━━ Raw data ━━

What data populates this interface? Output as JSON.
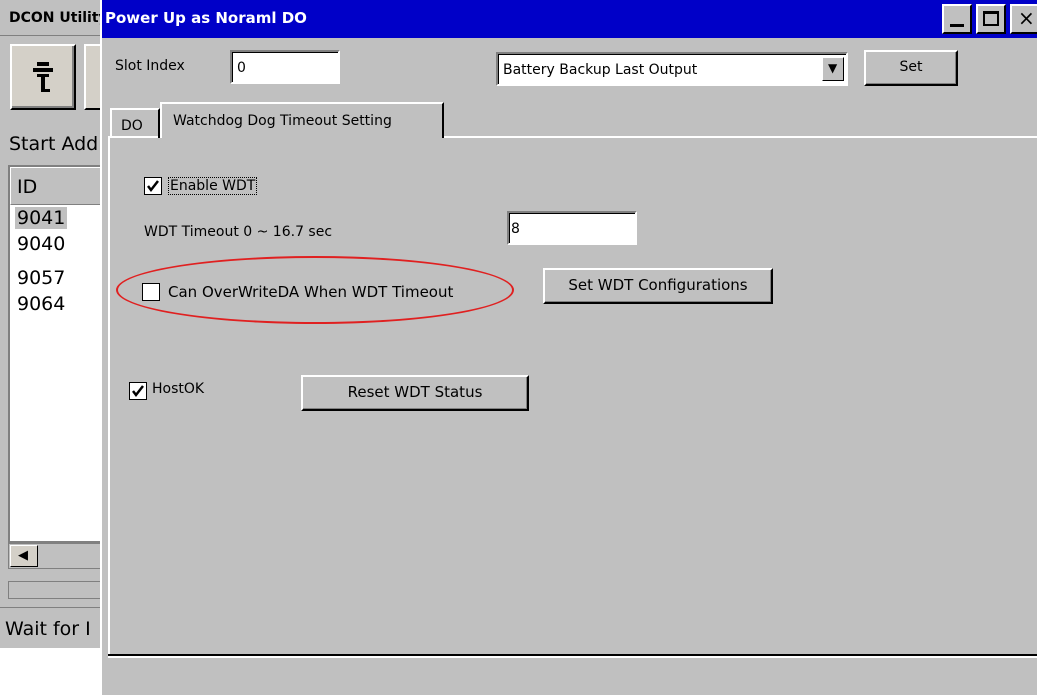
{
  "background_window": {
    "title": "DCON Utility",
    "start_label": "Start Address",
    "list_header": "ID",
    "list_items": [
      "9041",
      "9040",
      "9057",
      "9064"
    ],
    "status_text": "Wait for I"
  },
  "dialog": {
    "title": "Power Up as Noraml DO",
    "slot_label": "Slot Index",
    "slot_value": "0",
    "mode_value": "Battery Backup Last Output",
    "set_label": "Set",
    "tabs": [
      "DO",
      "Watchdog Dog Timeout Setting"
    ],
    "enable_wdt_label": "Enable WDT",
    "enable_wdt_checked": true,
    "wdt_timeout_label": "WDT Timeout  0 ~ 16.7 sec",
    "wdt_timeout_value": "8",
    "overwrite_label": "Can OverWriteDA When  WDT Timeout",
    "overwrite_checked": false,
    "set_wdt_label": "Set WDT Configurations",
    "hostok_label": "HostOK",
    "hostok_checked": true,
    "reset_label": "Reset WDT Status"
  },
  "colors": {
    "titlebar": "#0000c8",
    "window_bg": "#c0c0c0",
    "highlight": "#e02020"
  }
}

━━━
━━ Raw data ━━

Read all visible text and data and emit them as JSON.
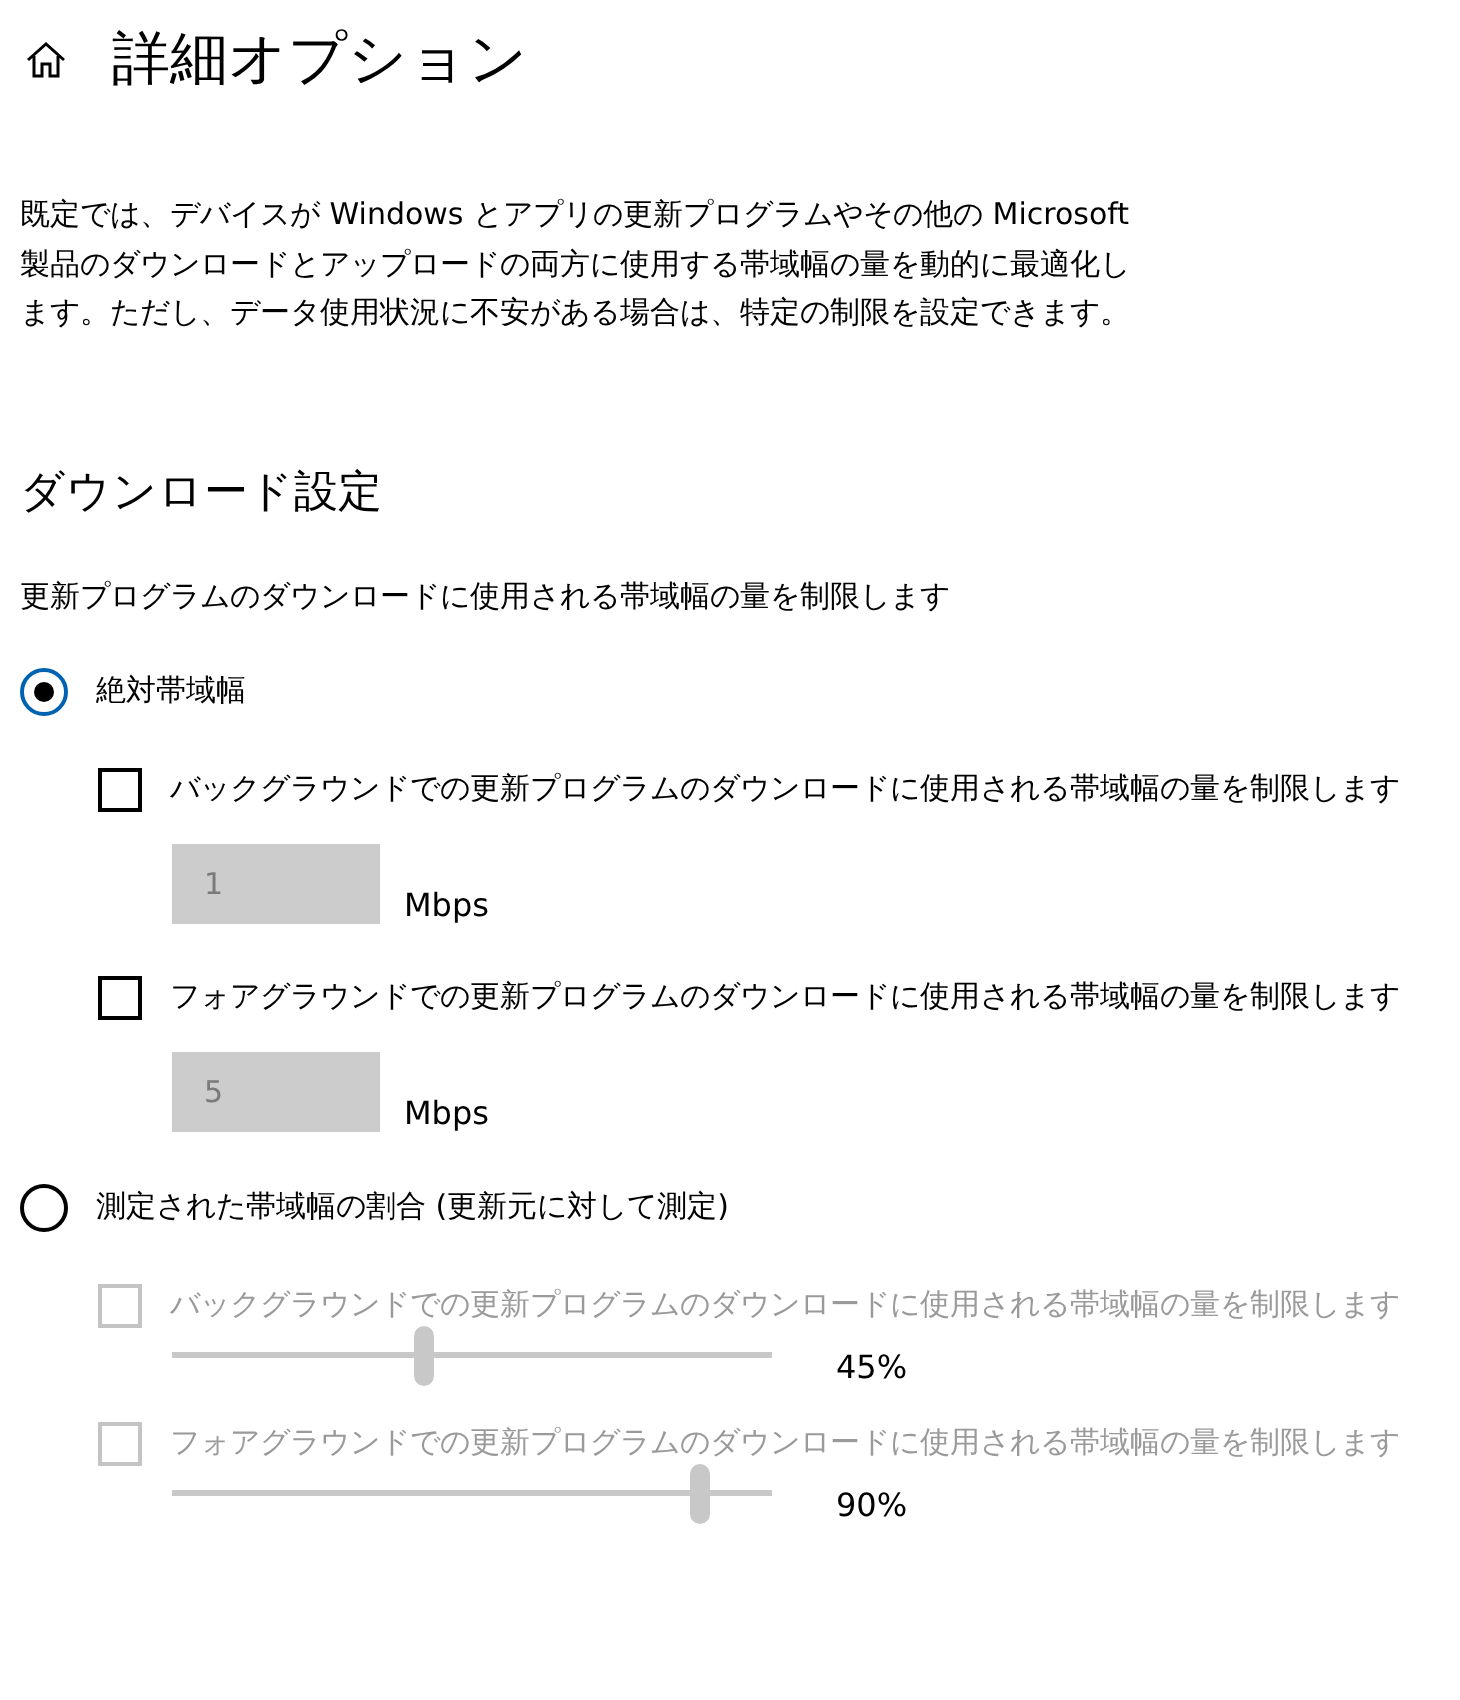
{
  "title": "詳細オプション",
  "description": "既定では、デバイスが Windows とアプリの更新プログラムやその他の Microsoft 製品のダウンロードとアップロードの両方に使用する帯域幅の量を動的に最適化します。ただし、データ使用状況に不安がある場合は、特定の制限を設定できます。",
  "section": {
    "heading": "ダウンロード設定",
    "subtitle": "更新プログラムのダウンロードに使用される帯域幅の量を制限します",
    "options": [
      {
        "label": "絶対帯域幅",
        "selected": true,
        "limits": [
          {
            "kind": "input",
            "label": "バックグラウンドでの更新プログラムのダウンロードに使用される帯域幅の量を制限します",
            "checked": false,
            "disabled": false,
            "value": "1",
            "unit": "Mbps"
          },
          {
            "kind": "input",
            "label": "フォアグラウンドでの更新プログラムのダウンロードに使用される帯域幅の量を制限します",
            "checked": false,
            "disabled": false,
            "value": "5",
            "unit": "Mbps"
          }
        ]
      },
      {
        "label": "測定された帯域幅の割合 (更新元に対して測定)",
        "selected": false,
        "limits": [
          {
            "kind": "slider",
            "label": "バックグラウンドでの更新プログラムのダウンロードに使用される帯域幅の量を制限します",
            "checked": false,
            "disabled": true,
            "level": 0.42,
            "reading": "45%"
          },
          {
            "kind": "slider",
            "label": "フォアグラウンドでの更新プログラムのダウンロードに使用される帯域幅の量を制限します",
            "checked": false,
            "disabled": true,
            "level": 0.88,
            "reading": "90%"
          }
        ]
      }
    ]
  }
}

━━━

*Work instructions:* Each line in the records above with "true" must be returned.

*Solution below:*
    "enable_wdt_checked": true,
    "hostok_checked": true,
        "selected": true,
            "disabled": true,
            "disabled": true,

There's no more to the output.